(Data entries)
═══

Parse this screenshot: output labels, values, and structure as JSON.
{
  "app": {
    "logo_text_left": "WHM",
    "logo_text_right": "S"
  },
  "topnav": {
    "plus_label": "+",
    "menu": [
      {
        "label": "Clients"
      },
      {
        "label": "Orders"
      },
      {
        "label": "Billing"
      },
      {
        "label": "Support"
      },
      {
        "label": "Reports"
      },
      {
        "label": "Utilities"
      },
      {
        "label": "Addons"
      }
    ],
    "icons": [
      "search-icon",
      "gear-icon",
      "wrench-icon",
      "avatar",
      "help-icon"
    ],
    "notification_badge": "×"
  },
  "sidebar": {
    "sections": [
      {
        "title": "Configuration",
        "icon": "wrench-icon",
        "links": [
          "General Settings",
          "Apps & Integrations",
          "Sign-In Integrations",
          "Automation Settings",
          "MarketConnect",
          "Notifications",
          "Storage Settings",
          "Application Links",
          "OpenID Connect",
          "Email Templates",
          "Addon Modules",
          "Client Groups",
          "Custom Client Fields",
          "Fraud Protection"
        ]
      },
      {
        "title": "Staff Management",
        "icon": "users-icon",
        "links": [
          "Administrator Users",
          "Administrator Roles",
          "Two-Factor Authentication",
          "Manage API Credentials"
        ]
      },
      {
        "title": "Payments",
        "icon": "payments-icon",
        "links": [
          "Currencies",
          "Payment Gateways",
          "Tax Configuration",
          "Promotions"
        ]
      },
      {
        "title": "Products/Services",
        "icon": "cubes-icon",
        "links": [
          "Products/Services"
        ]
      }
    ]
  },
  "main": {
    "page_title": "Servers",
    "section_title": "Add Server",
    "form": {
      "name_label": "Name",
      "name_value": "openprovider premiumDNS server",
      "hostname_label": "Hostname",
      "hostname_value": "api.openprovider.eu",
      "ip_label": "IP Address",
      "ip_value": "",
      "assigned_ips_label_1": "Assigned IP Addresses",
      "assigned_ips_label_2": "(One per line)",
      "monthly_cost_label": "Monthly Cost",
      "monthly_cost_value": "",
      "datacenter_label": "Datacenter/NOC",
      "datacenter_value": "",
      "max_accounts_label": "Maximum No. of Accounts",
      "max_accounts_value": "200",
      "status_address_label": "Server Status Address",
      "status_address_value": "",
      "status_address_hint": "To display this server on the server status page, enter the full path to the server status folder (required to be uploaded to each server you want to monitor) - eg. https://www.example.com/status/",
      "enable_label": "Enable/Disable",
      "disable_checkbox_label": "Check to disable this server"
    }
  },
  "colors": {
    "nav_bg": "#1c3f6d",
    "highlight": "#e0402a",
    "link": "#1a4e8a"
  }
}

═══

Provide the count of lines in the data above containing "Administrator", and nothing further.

— Task output —
2